Declassification Review Procedures
Declassification review of the documents selected for publication was conducted by the Division of Historical Documents Review, Bureau of Diplomatic Security, Department of State. The review was made in accordance with the Freedom of Information Act, the Privacy Act, the criteria established in Executive Order 12356, and the act of October 28, 1991, regarding:
- military plans, weapons, or operations;
- the vulnerabilities or capabilities of systems, installations, projects, or plans relating to the national security;
- foreign government information;
- intelligence activities (including special activities), or intelligence sources or methods;
- foreign relations or foreign activities of the United States;
- scientific, technological, or economic matters relating to national security;
- U.S. Government programs for safeguarding nuclear materials or facilities;
- cryptology; and
- a confidential source.
Declassification decisions entailed concurrence of the appropriate geographic and functional bureaus in the Department of State, other concerned agencies of the U.S. Government, and appropriate foreign governments regarding documents of those governments. The principle guiding declassification review is to release all information, subject only to the current requirements of national security and law.[Page VIII]
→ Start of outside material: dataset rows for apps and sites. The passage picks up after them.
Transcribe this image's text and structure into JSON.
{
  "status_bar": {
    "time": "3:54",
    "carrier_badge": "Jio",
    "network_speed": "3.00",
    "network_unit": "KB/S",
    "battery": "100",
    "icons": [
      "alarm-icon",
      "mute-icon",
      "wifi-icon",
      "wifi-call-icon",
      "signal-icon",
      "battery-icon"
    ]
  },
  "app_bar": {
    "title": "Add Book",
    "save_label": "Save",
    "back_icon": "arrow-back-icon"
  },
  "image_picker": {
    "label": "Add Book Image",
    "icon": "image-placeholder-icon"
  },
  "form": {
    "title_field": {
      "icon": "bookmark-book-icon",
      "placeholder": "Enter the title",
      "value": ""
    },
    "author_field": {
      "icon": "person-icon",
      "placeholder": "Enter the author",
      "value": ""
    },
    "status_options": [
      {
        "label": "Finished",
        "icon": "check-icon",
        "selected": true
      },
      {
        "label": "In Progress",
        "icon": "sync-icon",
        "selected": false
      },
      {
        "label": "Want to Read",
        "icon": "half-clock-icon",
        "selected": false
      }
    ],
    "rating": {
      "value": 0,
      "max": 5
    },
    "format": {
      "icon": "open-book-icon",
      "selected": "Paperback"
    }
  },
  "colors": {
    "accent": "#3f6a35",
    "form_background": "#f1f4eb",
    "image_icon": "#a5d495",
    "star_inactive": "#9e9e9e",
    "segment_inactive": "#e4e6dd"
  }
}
Charles S. Sampson compiled and edited the chapters on the Arab-Israeli dispute and the United Arab Republic and Suzanne E. Coffman those on North Africa, under the supervision of former Editor in Chief John P. Glennon. General Editor Glenn W. LaFantasie supervised the final steps in the editorial and publication process. Ms. Coffman and Gabrielle Mallon prepared the lists of sources, abbreviations, and persons. Rita M. Baker and Althea W. Robinson performed the technical editing. Barbara A. Bacon of the Publishing Services Division (Natalie H. Lee, Chief) oversaw production of the volume. Do Mi Stauber prepared the index.
Bureau of Public Affairs